Mr. and Mrs. Royal both noticed that their guest was very pale when she came down to breakfast.

"I am afraid you did not sleep well last night, dear," Mrs. Royal remarked, as she gave her an affectionate kiss. "It must have been the storm which disturbed you."

"I did not mind it," was the reply. "I have restless nights sometimes, and last night was one of them. But I shall be all right presently."

Parson Dan said nothing to any one about the idea which had come to him concerning the noted singer. But the more he thought about it, the more convinced he became that his suspicion was well grounded. He watched her very carefully, and noted her special interest in Rod. Another thing which confirmed his belief was the stopping of all letters from Rod's mother as soon as Miss Royanna arrived at Hillcrest. In her last one she had stated that she expected to be away for a number of weeks, and would be unable to write until her return. The parson's mind was greatly puzzled over the whole matter. If the famous singer was really the boy's mother, why did she not say so? Was there something which she wished to keep hidden?

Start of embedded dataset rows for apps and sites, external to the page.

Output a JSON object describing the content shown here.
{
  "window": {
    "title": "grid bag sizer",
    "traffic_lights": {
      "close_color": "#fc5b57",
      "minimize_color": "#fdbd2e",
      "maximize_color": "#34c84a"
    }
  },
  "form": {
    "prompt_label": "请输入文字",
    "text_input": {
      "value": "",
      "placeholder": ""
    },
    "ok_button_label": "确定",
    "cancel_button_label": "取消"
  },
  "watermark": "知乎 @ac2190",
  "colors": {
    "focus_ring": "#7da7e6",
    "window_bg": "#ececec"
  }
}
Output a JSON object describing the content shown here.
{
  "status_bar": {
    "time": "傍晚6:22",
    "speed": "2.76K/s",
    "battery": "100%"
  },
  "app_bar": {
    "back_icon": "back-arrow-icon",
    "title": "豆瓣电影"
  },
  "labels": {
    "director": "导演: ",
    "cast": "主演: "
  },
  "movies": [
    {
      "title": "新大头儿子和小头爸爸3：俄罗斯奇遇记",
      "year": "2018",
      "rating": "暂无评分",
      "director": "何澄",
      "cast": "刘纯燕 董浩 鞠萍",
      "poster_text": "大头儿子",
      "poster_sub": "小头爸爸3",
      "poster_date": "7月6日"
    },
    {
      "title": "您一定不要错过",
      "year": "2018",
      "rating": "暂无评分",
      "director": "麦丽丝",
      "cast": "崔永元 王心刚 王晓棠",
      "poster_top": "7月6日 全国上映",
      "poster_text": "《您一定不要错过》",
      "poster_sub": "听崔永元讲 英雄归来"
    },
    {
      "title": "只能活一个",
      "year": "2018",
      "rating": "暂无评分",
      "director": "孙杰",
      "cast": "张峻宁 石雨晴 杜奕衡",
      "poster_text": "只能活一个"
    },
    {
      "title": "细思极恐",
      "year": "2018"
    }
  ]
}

He also watched the two when they were together, and as he studied their faces, he was sure that he could see a remarkable resemblance. No one else noticed it, so he believed, and not likely he would have done so but for the idea which had come to him that day he was driving along the road. Several times he was tempted to discuss the whole affair with his wife in order to find out if she had suspected anything. He always delayed, however, hoping that something of a more definite nature would turn up to set his doubts at rest.